Please retype the records below exactly, omitting any images.
──────── Source records
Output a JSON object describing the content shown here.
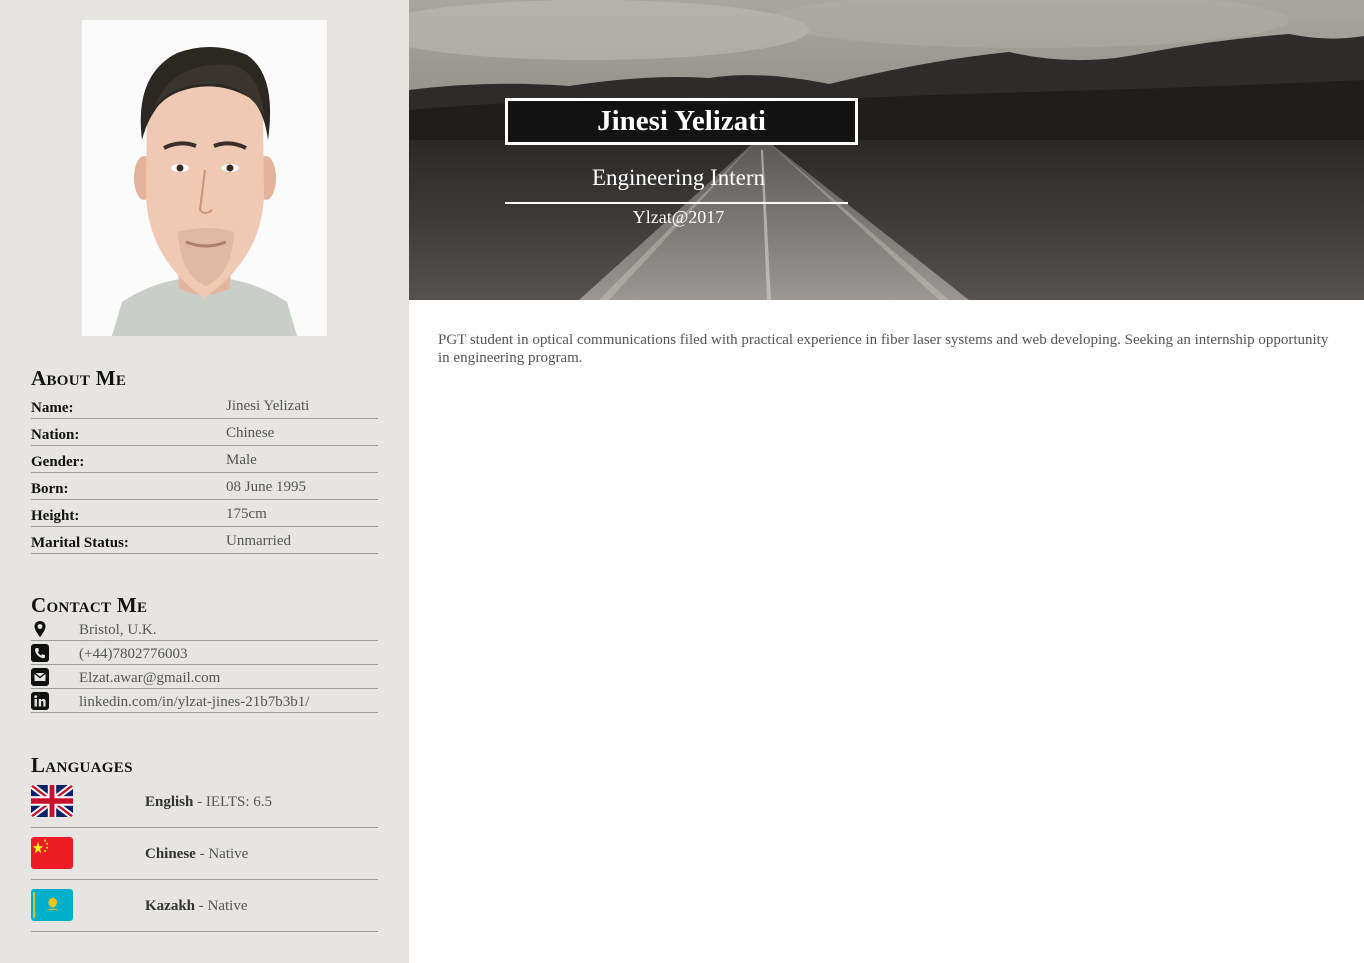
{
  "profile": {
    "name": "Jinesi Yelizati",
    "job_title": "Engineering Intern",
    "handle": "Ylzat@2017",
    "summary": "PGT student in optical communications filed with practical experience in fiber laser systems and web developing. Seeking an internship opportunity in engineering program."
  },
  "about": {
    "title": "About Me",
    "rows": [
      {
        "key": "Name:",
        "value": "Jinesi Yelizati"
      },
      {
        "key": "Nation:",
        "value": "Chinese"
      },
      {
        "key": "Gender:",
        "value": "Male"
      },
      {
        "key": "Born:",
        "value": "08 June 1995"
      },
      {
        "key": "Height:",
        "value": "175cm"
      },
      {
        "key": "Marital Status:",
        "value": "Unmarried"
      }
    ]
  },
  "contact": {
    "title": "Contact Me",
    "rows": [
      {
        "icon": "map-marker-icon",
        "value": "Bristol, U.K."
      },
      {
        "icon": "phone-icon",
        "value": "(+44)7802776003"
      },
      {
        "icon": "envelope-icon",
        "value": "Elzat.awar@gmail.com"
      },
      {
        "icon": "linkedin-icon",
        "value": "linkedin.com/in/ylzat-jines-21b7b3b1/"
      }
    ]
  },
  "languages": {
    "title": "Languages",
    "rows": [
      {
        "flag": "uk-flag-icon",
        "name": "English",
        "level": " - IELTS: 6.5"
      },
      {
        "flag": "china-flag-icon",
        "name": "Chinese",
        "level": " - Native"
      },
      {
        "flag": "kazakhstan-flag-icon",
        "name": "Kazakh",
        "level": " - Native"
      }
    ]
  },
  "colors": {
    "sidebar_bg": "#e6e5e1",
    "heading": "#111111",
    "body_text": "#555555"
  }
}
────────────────
Exercise solution:
Output a JSON object describing the content shown here.
{
  "profile": {
    "name": "Jinesi Yelizati",
    "job_title": "Engineering Intern",
    "handle": "Ylzat@2017",
    "summary": "PGT student in optical communications filed with practical experience in fiber laser systems and web developing. Seeking an internship opportunity in engineering program."
  },
  "about": {
    "title": "About Me",
    "rows": [
      {
        "key": "Name:",
        "value": "Jinesi Yelizati"
      },
      {
        "key": "Nation:",
        "value": "Chinese"
      },
      {
        "key": "Gender:",
        "value": "Male"
      },
      {
        "key": "Born:",
        "value": "08 June 1995"
      },
      {
        "key": "Height:",
        "value": "175cm"
      },
      {
        "key": "Marital Status:",
        "value": "Unmarried"
      }
    ]
  },
  "contact": {
    "title": "Contact Me",
    "rows": [
      {
        "icon": "map-marker-icon",
        "value": "Bristol, U.K."
      },
      {
        "icon": "phone-icon",
        "value": "(+44)7802776003"
      },
      {
        "icon": "envelope-icon",
        "value": "Elzat.awar@gmail.com"
      },
      {
        "icon": "linkedin-icon",
        "value": "linkedin.com/in/ylzat-jines-21b7b3b1/"
      }
    ]
  },
  "languages": {
    "title": "Languages",
    "rows": [
      {
        "flag": "uk-flag-icon",
        "name": "English",
        "level": " - IELTS: 6.5"
      },
      {
        "flag": "china-flag-icon",
        "name": "Chinese",
        "level": " - Native"
      },
      {
        "flag": "kazakhstan-flag-icon",
        "name": "Kazakh",
        "level": " - Native"
      }
    ]
  },
  "colors": {
    "sidebar_bg": "#e6e5e1",
    "heading": "#111111",
    "body_text": "#555555"
  }
}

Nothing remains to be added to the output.